SK123_RGB_LOGO_OCWIn the Netherlands, that body is Studiekeuze123 – a collaboration of the Ministry of Education, students and higher education institutions.  Its stated aim is to offer “independent, comprehensive and reliable information about all accredited programs at colleges and universities in [the] Netherlands.”  Its website – www.studiekeuze123.nl – is a one-stop shop for prospective students, helping them to select the right institution based on a huge amount of information – much of it collected from existing students via its annual survey, the Nationale Studente Enquête (NSE).  The NSE is a wide-ranging survey on the various aspects of the tertiary learning experience: the programme’s curriculum, acquired skills, career preparation, lecturers, information provided by the programme, study facilities, assessment, study workload, student guidance and, of course, timetables.
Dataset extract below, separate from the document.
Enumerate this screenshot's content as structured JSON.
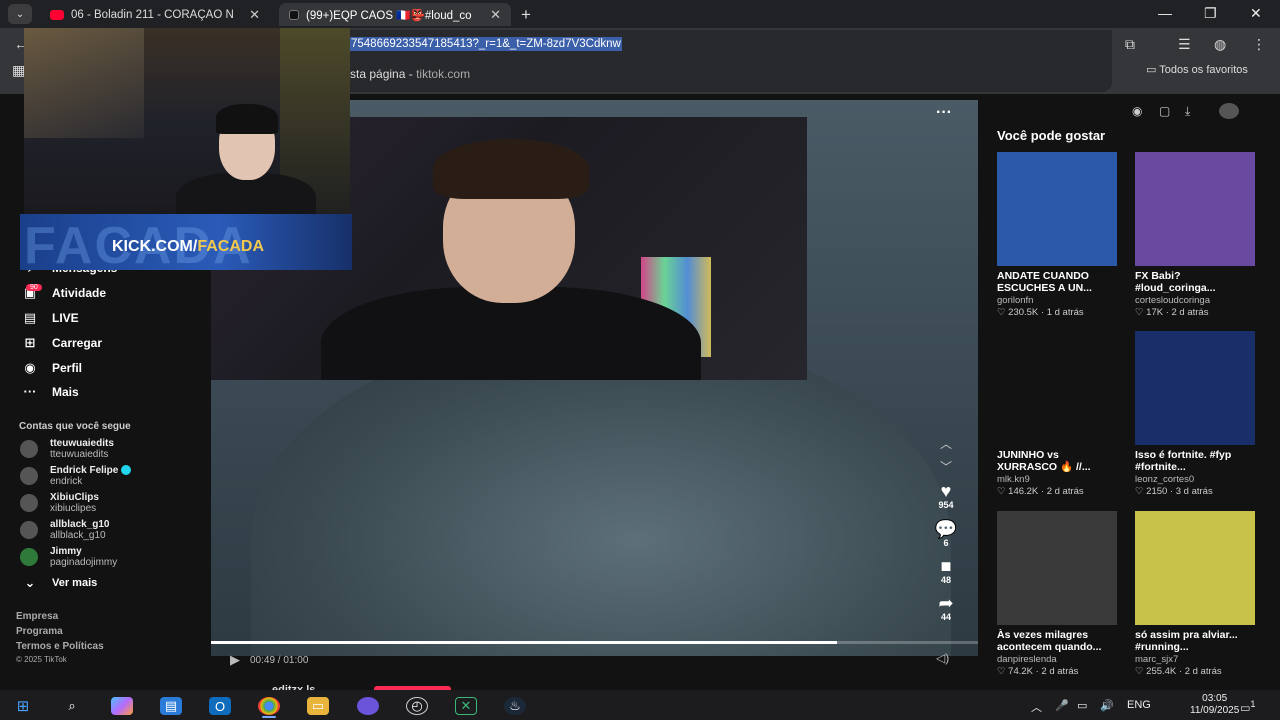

Hogeschool Zeeland
Hogeschool Zeeland, a Scientia client, is among the best in the Netherlands for the sixth year running

For the prospective student, there are few more credible sources of information than the lived experiences of existing students.  Performing well in the NSE has become central to a Dutch university’s appeal, with many using its outcomes as part of their marketing strategy – comparing themselves favourably with their academic rivals or boasting about improvements on the previous year’s scores.  Most importantly, the NSE is a key feedback tool for Dutch universities, enabling them to improve the academic experience for their current and future students.  And giving students the best experience possible is certainly in their interest: research shows that student satisfaction affects the entire student lifecycle, from retention to alumni giving.

Helping institutions to achieve their strategic goals is one of Scientia’s stated aims.  Two of the NSE questions are specifically about timetabling, and two about space management:

  • Is your timetable published on time?
  • Are timetable changes published on time?
  • Is there suitable study space?
  • Is there available work space?

So we had cause to celebrate when we analysed the NSE results this year:

  • on average, Dutch institutions which use our timetabling and resource management solutions equal or beat the national average in the categories related to timetabling and space management.
  • In the case of the Universities we support (as opposed to Hogeschools), they beat the averages significantly – by around half a point in most categories.
  • More compelling still is the difference between the average ‘non-Scientia’ institutions and those using our solutions: almost a full point in most cases, particularly on questions around timetabling.
Timetable published on time Timetable changes published on time Suitable study space Available work space
National Avarage 2.8 2.5 2.9 2.5
Scientia Uni Average 3.3 3.0 3.4 2.8
Scientia Hogeschools Average 2.8 2.6 3.0 2.6
Non Scientia 2.5 2.2 2.6 2.8

The take-home point here is simple: students at Dutch institutions which use our Enterprise Foundation timetabling suite are happier with their timetables than those which don’t.  Furthermore, those institutions are more able to make the right kind of study space available to their students.  This is the bit where we sit back and rest on our laurels, right?  Wrong.  We can do better.  You can do better.

We have a range of student-focussed solutions which could help you to better serve your future alumni (you know, the ones who in the US give almost $11bn a year to their former colleges): if you’re already using Enterprise Foundation for your timetabling, Publish enables you to send personalised timetables direct to your students’ phone, tablet or PC; Student Allocator empowers students to make choices of activities, modules and tutorials for themselves through any web browser; and you don’t even need to have Enterprise Foundation to implement our Resource Booker solution, which enables students and staff to make and manage their own room and resource bookings…

Congratulations to our Dutch clients for an outstanding performance in this year’s NSE.  Here’s to continuous improvement, no matter where you fall in the rankings.